== WORK INSTRUCTIONS ==
Below are some entries. Copy each line that holds the string "title".

== DATA TO EXAMINE ==
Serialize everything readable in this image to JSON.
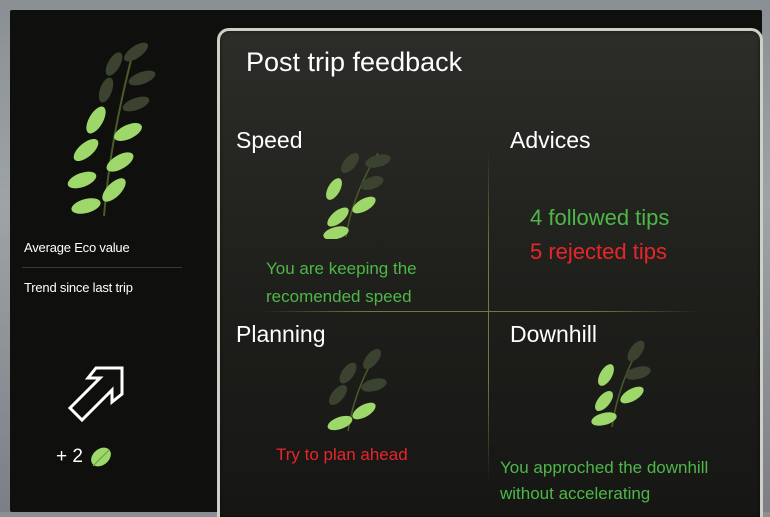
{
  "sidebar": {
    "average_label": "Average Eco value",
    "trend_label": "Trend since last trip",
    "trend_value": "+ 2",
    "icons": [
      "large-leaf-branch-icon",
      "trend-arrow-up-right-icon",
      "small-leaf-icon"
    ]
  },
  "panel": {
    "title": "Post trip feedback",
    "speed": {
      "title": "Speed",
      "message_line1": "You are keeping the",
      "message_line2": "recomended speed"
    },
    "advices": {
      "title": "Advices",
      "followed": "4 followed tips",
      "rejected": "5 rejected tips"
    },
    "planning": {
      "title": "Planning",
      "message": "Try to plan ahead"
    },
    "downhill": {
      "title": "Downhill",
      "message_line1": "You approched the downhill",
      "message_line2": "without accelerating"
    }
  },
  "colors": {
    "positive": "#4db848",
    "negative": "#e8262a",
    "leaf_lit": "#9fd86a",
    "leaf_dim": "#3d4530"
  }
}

== YOUR SOLUTION ==
    "title": "Post trip feedback",
      "title": "Speed",
      "title": "Advices",
      "title": "Planning",
      "title": "Downhill",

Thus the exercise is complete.